Excerpted records:
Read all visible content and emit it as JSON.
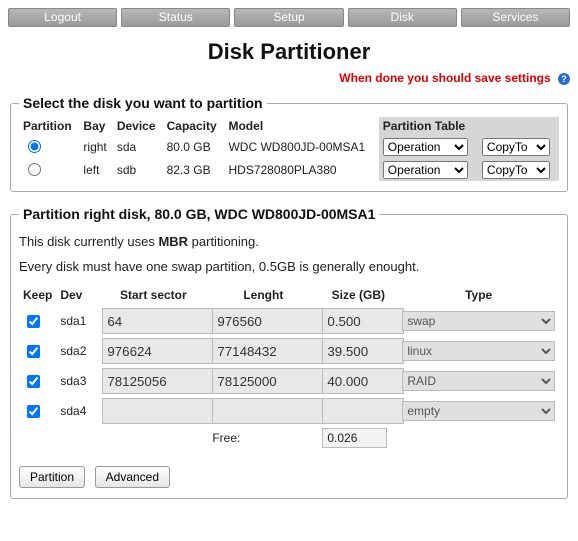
{
  "nav": [
    "Logout",
    "Status",
    "Setup",
    "Disk",
    "Services"
  ],
  "title": "Disk Partitioner",
  "warning": "When done you should save settings",
  "diskSelect": {
    "legend": "Select the disk you want to partition",
    "headers": {
      "partition": "Partition",
      "bay": "Bay",
      "device": "Device",
      "capacity": "Capacity",
      "model": "Model",
      "ptt": "Partition Table"
    },
    "opLabel": "Operation",
    "copyLabel": "CopyTo",
    "rows": [
      {
        "checked": true,
        "bay": "right",
        "dev": "sda",
        "cap": "80.0 GB",
        "model": "WDC WD800JD-00MSA1"
      },
      {
        "checked": false,
        "bay": "left",
        "dev": "sdb",
        "cap": "82.3 GB",
        "model": "HDS728080PLA380"
      }
    ]
  },
  "partition": {
    "legend": "Partition right disk, 80.0 GB, WDC WD800JD-00MSA1",
    "info1_a": "This disk currently uses ",
    "info1_b": "MBR",
    "info1_c": " partitioning.",
    "info2": "Every disk must have one swap partition, 0.5GB is generally enought.",
    "headers": {
      "keep": "Keep",
      "dev": "Dev",
      "start": "Start sector",
      "len": "Lenght",
      "size": "Size (GB)",
      "type": "Type"
    },
    "rows": [
      {
        "keep": true,
        "dev": "sda1",
        "start": "64",
        "len": "976560",
        "size": "0.500",
        "type": "swap"
      },
      {
        "keep": true,
        "dev": "sda2",
        "start": "976624",
        "len": "77148432",
        "size": "39.500",
        "type": "linux"
      },
      {
        "keep": true,
        "dev": "sda3",
        "start": "78125056",
        "len": "78125000",
        "size": "40.000",
        "type": "RAID"
      },
      {
        "keep": true,
        "dev": "sda4",
        "start": "",
        "len": "",
        "size": "",
        "type": "empty"
      }
    ],
    "freeLabel": "Free:",
    "freeValue": "0.026",
    "buttons": {
      "partition": "Partition",
      "advanced": "Advanced"
    }
  }
}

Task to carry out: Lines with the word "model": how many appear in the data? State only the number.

Answer section: 3